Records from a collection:
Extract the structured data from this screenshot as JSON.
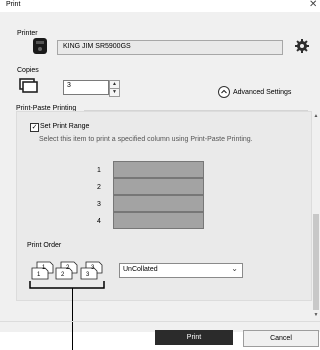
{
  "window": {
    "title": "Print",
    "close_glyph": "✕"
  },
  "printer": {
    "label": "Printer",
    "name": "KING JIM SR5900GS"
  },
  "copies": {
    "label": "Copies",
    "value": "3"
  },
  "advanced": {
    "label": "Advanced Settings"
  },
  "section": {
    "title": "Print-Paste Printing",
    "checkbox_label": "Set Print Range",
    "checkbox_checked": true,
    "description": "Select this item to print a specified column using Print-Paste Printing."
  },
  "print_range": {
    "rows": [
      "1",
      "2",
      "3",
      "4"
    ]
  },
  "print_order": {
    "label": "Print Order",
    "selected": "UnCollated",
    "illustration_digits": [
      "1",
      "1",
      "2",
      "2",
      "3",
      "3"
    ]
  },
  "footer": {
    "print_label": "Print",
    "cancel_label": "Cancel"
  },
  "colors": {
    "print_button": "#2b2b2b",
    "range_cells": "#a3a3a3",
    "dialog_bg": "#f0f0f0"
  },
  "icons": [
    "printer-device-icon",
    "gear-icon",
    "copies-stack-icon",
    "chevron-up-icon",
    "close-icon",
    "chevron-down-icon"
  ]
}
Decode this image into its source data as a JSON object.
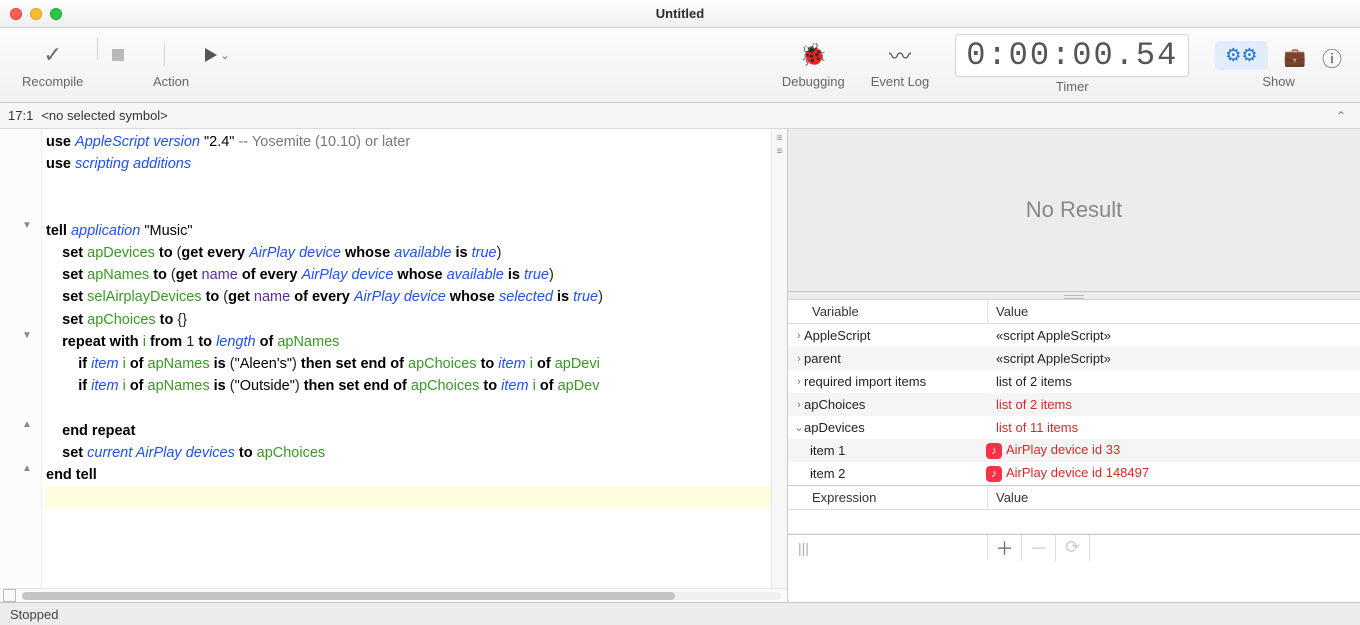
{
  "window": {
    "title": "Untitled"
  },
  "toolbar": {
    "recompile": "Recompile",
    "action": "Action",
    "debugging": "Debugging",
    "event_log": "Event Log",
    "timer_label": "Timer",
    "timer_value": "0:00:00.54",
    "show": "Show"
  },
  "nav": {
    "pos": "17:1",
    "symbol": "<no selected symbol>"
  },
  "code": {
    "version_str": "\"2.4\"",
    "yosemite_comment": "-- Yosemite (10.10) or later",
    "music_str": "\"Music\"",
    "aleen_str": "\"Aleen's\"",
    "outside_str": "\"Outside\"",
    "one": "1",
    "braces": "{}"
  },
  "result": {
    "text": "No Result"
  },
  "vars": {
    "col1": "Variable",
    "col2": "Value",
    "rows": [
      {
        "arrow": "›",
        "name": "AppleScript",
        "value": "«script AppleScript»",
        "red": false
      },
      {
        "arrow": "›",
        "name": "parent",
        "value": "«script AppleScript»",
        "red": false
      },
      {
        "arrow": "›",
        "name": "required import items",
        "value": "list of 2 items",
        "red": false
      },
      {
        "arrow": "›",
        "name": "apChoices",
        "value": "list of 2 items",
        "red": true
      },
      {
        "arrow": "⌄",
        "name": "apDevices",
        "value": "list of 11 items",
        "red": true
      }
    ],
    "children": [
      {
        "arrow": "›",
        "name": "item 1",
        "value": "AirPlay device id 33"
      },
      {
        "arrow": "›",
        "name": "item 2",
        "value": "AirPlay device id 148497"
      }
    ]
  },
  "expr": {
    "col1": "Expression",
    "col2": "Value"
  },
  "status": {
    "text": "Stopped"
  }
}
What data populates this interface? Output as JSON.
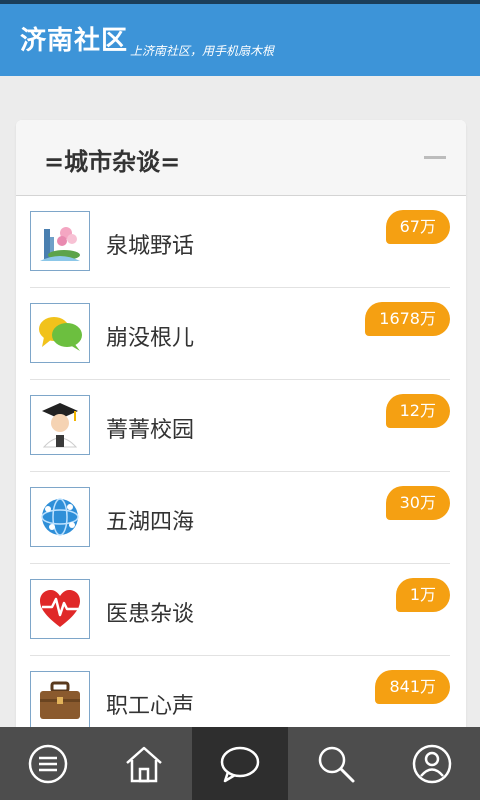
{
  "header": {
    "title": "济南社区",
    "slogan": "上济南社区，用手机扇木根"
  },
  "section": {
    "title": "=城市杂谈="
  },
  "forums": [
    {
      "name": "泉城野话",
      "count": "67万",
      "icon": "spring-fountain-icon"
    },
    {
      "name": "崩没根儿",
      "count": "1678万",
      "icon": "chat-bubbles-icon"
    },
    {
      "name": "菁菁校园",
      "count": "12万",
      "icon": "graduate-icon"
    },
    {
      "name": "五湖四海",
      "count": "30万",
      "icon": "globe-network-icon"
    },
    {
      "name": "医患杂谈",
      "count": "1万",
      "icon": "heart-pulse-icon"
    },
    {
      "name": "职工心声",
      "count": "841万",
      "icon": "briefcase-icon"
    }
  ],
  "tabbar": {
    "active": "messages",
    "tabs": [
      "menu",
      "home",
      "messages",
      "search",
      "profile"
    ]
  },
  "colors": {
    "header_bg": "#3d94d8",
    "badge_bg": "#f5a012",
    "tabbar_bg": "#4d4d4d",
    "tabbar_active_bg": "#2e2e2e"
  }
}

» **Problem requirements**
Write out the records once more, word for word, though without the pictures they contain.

» **Task output**
Extract the structured data from this screenshot as JSON.
{
  "window": {
    "title": "Print",
    "close_glyph": "✕"
  },
  "printer": {
    "label": "Printer",
    "name": "KING JIM SR5900GS"
  },
  "copies": {
    "label": "Copies",
    "value": "3"
  },
  "advanced": {
    "label": "Advanced Settings"
  },
  "section": {
    "title": "Print-Paste Printing",
    "checkbox_label": "Set Print Range",
    "checkbox_checked": true,
    "description": "Select this item to print a specified column using Print-Paste Printing."
  },
  "print_range": {
    "rows": [
      "1",
      "2",
      "3",
      "4"
    ]
  },
  "print_order": {
    "label": "Print Order",
    "selected": "UnCollated",
    "illustration_digits": [
      "1",
      "1",
      "2",
      "2",
      "3",
      "3"
    ]
  },
  "footer": {
    "print_label": "Print",
    "cancel_label": "Cancel"
  },
  "colors": {
    "print_button": "#2b2b2b",
    "range_cells": "#a3a3a3",
    "dialog_bg": "#f0f0f0"
  },
  "icons": [
    "printer-device-icon",
    "gear-icon",
    "copies-stack-icon",
    "chevron-up-icon",
    "close-icon",
    "chevron-down-icon"
  ]
}
Decode this image into its source data as a JSON object.
{
  "window": {
    "title": "Untitled"
  },
  "toolbar": {
    "recompile": "Recompile",
    "action": "Action",
    "debugging": "Debugging",
    "event_log": "Event Log",
    "timer_label": "Timer",
    "timer_value": "0:00:00.54",
    "show": "Show"
  },
  "nav": {
    "pos": "17:1",
    "symbol": "<no selected symbol>"
  },
  "code": {
    "version_str": "\"2.4\"",
    "yosemite_comment": "-- Yosemite (10.10) or later",
    "music_str": "\"Music\"",
    "aleen_str": "\"Aleen's\"",
    "outside_str": "\"Outside\"",
    "one": "1",
    "braces": "{}"
  },
  "result": {
    "text": "No Result"
  },
  "vars": {
    "col1": "Variable",
    "col2": "Value",
    "rows": [
      {
        "arrow": "›",
        "name": "AppleScript",
        "value": "«script AppleScript»",
        "red": false
      },
      {
        "arrow": "›",
        "name": "parent",
        "value": "«script AppleScript»",
        "red": false
      },
      {
        "arrow": "›",
        "name": "required import items",
        "value": "list of 2 items",
        "red": false
      },
      {
        "arrow": "›",
        "name": "apChoices",
        "value": "list of 2 items",
        "red": true
      },
      {
        "arrow": "⌄",
        "name": "apDevices",
        "value": "list of 11 items",
        "red": true
      }
    ],
    "children": [
      {
        "arrow": "›",
        "name": "item 1",
        "value": "AirPlay device id 33"
      },
      {
        "arrow": "›",
        "name": "item 2",
        "value": "AirPlay device id 148497"
      }
    ]
  },
  "expr": {
    "col1": "Expression",
    "col2": "Value"
  },
  "status": {
    "text": "Stopped"
  }
}
What data populates this interface? Output as JSON.
{
  "header": {
    "title": "济南社区",
    "slogan": "上济南社区，用手机扇木根"
  },
  "section": {
    "title": "=城市杂谈="
  },
  "forums": [
    {
      "name": "泉城野话",
      "count": "67万",
      "icon": "spring-fountain-icon"
    },
    {
      "name": "崩没根儿",
      "count": "1678万",
      "icon": "chat-bubbles-icon"
    },
    {
      "name": "菁菁校园",
      "count": "12万",
      "icon": "graduate-icon"
    },
    {
      "name": "五湖四海",
      "count": "30万",
      "icon": "globe-network-icon"
    },
    {
      "name": "医患杂谈",
      "count": "1万",
      "icon": "heart-pulse-icon"
    },
    {
      "name": "职工心声",
      "count": "841万",
      "icon": "briefcase-icon"
    }
  ],
  "tabbar": {
    "active": "messages",
    "tabs": [
      "menu",
      "home",
      "messages",
      "search",
      "profile"
    ]
  },
  "colors": {
    "header_bg": "#3d94d8",
    "badge_bg": "#f5a012",
    "tabbar_bg": "#4d4d4d",
    "tabbar_active_bg": "#2e2e2e"
  }
}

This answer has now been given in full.